The door of the Fiesta swings open, pushed by a woman’s bare foot. Laughter comes from inside the darkened car. She steps out then leans in to say something which causes more hilarity. As she talks she steps into her shoes and wriggles her wrinkled skirt down over her bottom. She rebuttons her blouse, runs her hands through her hair and hops back in. The door slams and the engine starts…
I’d been walking my dog (honestly), and I wondered if the couple had been having sex. Think about it: laughter, darkness, a secluded lay-by, that rumpled skirt and – the clincher – a Fiesta. According to a recent poll by BBA Reman of more than 2,000 drivers, the car most people have had sex in is a Ford Fiesta. Does this tell us more about Fiestas or the people who tend to own Fiestas? I’m not sure.
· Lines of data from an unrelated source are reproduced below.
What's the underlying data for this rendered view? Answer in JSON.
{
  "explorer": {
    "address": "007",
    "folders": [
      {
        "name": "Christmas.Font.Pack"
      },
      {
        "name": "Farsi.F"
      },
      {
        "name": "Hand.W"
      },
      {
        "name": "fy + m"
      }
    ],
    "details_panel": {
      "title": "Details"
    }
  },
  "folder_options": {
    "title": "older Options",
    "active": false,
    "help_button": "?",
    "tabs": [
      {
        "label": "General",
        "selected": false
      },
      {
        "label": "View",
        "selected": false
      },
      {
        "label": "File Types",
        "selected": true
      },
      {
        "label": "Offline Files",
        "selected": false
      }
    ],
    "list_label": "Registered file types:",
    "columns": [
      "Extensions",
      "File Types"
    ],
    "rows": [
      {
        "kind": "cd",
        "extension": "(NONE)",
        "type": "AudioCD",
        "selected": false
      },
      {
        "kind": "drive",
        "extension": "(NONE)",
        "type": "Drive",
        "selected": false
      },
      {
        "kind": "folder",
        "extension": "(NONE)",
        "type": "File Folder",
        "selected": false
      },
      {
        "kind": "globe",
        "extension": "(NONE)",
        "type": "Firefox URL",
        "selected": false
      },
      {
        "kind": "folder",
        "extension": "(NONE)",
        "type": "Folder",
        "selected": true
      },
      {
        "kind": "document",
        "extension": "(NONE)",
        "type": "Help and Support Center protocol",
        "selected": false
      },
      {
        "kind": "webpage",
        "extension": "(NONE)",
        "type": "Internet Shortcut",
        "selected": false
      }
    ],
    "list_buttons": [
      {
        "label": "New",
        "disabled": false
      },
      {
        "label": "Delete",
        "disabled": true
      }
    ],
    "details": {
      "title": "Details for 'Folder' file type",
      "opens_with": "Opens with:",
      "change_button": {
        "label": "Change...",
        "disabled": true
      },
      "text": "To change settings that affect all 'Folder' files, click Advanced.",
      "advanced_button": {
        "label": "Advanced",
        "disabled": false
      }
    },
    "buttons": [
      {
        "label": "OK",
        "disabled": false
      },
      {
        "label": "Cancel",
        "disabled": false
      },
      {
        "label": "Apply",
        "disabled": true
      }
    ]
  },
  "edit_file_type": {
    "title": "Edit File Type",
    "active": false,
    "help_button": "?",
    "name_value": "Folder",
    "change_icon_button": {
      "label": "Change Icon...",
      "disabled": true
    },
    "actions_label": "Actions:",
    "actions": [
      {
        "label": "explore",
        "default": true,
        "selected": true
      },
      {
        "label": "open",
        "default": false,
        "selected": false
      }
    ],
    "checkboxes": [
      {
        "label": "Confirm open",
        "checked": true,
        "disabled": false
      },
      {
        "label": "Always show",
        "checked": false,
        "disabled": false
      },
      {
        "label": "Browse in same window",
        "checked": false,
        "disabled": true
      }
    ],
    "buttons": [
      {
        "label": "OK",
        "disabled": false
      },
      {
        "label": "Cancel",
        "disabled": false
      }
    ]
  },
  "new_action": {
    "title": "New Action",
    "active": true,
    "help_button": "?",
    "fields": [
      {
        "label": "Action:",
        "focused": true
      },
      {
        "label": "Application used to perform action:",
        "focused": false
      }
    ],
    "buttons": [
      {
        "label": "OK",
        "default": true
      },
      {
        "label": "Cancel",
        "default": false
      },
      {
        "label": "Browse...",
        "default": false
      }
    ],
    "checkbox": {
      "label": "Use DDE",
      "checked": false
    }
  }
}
I pondered this as I loaded the dog into the back of the palatial Honda CR-V I was test-driving. The boot is colossal – there’s 1,669 litres of loadspace (odd how manufacturers measure space in litres, but what else would you use? A quick Wiki yields 94 different units of volume, including firkins, rundlets and hogsheads). If you fold down the back seat, which you can do in seconds by pulling a single easy-grip handle, there’s room in the back of the CR-V for, oh, six and a bit hogsheads. Certainly there’d be room for a copulating couple. They’d be more than comfortable and the little sidelights would be quite romantic…
To be fair, despite selling more than five million vehicles since it was first launched in 1995, the CR-V is not known for setting your pulse racing. It’s a quietly sedate, brilliantly functional “soft” roader. But still waters run deep and this new model has something to boast about. Honda has put the ultrafrugal, superlight, downsized diesel engine it developed for its Civic into the SUV. This new engine is named Earth Dreams; it is 1,598cc and only powers the front wheels, so this 4Ã—4 is only really a 2Ã—4. But that saving means this CR-V is more economical and eco-friendly than almost any other family off-roader on the, er, road. The loss of full “green-lane” capability is more than offset by the fact that fuel economy reaches unscaled heights for such a large car. Honda claims a coquettishly optimistic figure of 62.8mpg – maybe, if you’re driving on the moon. But in mixed conditions and with a loaded car I still did average a none-too-shabby 54mpg. The remarkable engines will be built at Honda’s UK manufacturing base in Swindon and they will churn out up to 500 units a day.
Does a small engine in a big car work? Thanks to a raft of technologies and weight-saving strategies, the answer is yes, incredibly well. The car flows nicely on the motorway and never feels underpowered, yet the diesel still sounds agricultural enough to convince you that you’re at the wheel of something fruitier at low speeds.
Inside, the CR-V is comfortable, conservative, rewarding, grown-up. Nothing is showy, yet there is no sense of being short-changed either.
It doesn’t feel like a car people will have sex in. But if they do, I’m sure it will be comfortable, conservative, rewarding and grown-up.
Email Martin at email@example.com or follow him on Twitter @MartinLove166
This article originally appeared on guardian.co.uk